Just like with anything we do in life (whether in the States or Canada or somewhere abroad), there are risks. It's all about putting yourself in the best position to lessen those risks.
There are many ways to travel the world. You could do a bit of solo travel and do a backpacking trip, you could do a study abroad and go with your school, or you could volunteer with an organization (like ILP!). No matter which way you choose to travel, it's important to do your research and know how you can best keep yourself safe.
How does volunteering with ILP compare to other travel options?
Check out how our program works right
One major reason to volunteer with an experienced program like International Language Programs is that we have years of experience to help get your bases covered for maximizing your experience and minimizing your safety risks. You're probably excited researching where you can vacation and what the cute kids you teach are going to be like, but meanwhile we're checking up on the safety aspects.
ILP directors use multiple "watchtowers" when making decisions about the program. Here's how ILP is helping you keep yourself safer while you travel the world.
ILP Code of Conduct and Safety Rules
All ILP volunteers agree to abide by the ILP Code of Conduct, and Safety Rules when they apply. Know that YOU play a key role in your own safety by choices you make when living abroad.
There is no place that ILP spends more energy than keeping our volunteers safe. This process begins by selecting applicants who we believe to be able to display good judgment and agree to abide by the Code of Conduct and Safety Rules. We are fortunate to have had each of our volunteers return home safely since we started our program in 1992 and are eager to keep that record going!
ILP Head Teachers are peer-age leaders who have previously taught at least one semester with ILP, who stood out as exemplary teachers, and who demonstrated good social skills and team skills.
They act as “coaches” to the teams of teachers, helping with on-site teacher training, lesson plans, program finances, excursions, and group morale.
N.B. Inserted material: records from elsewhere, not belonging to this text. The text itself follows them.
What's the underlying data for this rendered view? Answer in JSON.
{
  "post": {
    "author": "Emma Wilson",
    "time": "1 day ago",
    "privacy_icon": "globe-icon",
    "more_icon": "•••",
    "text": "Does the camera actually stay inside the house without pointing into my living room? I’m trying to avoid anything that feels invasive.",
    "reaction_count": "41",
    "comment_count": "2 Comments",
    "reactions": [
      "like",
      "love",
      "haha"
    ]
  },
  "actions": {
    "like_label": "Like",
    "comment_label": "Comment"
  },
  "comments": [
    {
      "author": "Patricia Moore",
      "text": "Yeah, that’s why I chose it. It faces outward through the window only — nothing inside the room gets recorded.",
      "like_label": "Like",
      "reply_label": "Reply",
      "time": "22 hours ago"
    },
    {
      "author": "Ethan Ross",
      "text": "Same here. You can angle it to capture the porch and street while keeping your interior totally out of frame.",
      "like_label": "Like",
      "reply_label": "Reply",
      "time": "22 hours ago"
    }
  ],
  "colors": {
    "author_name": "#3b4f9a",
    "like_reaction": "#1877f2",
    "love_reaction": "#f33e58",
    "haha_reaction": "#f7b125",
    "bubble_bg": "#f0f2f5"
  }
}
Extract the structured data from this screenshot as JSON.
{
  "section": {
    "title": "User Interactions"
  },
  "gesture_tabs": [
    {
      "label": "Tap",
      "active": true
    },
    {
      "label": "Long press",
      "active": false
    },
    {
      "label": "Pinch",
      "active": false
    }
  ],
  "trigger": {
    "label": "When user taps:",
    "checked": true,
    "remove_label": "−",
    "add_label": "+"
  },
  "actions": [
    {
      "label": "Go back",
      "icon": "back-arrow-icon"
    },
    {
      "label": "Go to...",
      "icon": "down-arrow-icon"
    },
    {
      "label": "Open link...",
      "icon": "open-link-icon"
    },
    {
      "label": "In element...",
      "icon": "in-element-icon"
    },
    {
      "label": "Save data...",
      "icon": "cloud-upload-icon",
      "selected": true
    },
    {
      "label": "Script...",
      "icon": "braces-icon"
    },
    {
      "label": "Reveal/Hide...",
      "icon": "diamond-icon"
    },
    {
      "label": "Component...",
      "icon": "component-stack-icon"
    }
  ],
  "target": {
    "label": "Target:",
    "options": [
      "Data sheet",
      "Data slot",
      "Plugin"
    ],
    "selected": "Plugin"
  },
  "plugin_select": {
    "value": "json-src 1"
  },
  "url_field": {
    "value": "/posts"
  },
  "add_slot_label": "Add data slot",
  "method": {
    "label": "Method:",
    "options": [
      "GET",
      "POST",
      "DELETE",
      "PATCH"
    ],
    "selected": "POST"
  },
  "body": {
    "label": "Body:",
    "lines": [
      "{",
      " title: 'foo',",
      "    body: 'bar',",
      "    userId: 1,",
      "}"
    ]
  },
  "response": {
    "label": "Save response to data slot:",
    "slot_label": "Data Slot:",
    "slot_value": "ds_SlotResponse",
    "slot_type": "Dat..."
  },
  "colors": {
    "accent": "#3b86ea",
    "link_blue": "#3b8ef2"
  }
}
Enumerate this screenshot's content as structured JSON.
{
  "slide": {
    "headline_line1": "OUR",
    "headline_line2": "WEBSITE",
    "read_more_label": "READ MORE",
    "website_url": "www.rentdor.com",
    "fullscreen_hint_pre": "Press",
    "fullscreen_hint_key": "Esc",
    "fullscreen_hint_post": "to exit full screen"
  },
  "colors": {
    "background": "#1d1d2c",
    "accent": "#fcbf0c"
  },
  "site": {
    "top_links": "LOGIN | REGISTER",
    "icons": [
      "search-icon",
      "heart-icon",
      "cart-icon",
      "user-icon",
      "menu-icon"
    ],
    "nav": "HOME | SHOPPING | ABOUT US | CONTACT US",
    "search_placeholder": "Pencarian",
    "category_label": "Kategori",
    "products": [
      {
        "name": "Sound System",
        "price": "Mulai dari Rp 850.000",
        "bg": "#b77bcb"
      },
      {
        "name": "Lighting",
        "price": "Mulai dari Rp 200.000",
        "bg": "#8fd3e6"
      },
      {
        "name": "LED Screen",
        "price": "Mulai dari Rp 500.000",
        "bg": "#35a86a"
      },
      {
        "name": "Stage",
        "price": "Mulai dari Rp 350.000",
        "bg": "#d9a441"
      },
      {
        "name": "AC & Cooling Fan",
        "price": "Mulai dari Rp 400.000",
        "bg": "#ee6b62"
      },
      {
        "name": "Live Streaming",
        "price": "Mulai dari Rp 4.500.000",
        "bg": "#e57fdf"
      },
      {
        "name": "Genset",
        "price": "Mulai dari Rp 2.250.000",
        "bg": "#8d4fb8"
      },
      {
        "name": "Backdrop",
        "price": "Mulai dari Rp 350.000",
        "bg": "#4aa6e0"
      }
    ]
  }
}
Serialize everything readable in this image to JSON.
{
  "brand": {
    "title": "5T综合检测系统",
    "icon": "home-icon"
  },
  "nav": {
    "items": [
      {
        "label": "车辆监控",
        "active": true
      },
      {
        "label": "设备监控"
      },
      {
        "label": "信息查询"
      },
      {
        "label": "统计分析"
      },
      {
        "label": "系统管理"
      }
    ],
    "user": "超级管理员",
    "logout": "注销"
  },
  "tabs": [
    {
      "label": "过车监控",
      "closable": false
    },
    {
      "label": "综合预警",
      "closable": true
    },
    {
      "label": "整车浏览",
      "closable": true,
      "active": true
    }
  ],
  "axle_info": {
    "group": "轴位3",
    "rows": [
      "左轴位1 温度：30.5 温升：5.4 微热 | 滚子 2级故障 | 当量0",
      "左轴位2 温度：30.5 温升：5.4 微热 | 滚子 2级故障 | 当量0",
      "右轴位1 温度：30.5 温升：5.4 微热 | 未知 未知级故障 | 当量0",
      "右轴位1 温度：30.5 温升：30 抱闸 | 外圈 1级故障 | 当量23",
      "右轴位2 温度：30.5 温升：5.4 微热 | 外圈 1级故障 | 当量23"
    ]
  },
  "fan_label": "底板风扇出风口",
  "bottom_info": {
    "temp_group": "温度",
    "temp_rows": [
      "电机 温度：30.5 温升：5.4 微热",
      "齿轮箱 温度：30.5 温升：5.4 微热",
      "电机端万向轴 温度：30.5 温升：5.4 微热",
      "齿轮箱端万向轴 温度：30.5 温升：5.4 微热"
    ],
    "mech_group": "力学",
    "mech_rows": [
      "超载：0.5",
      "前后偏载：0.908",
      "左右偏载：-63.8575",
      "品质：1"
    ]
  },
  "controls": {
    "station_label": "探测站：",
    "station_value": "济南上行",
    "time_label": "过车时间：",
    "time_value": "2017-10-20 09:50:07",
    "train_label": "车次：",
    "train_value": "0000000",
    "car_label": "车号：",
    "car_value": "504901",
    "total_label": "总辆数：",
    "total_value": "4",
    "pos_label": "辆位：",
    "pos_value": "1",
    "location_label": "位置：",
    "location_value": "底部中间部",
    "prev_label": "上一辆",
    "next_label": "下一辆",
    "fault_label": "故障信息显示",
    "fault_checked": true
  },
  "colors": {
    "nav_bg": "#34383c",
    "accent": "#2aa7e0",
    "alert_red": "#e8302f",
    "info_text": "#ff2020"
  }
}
They are not there to make sure you're safe (remember that's your job), but they've traveled before and having someone with experience who's with you day to day can be a helpful resource.
Local Coordinators are typically a generation older than the volunteers and help us run the program locally. They are native to the country and city and can be a great resource for ILP as they understand cultural norms and specific aspects to the neighborhood volunteers are living in.
They may impose curfews if needed, forbid teachers to go to certain parts of the city, advise about political holidays, suggest safe areas to travel, etc. They also assist with host family situations, visa support, language and culture classes, and homesickness.
An ILP volunteer with our Ukrainian Coordinator
Prior to departure, all volunteers register with the nearest American embassy or consulate. This is an important thing to do anytime you travel! It essentially lets the embassy know that you're planning to be in that country for a period of time. They'll send you an email to let you know about current events in that country.
BYU Study Abroad and Other University Programs
ILP may exchange information with study abroad programs that have students in the same locations as we do. We inquire about political or travel advisories as well as disease epidemics or outbreaks. While we are an independent entity and make decisions based on what is best for our organization, we value our relationships with other programs.
Want to talk more in depth about your concerns?
Traveling safely to a foreign country is an essential part of having a successful experience while you live abroad. Your safety while you participate with ILP is our highest priority!
If you would like to speak directly with a past volunteer/ILP representative who has been to one of our countries, click below and we would be more than happy to get you in contact with some of them so you can hear firsthand about their experience and how safe they felt!
We can also get you in touch with one of the Directors of ILP if you'd like. Not only have they volunteered themselves (they opened the program after their first study abroad in 1992), but they've also had their own daughters volunteer with ILP multiple times. They understand the position of being the parent of a volunteer and would love to give you a call if you have more questions.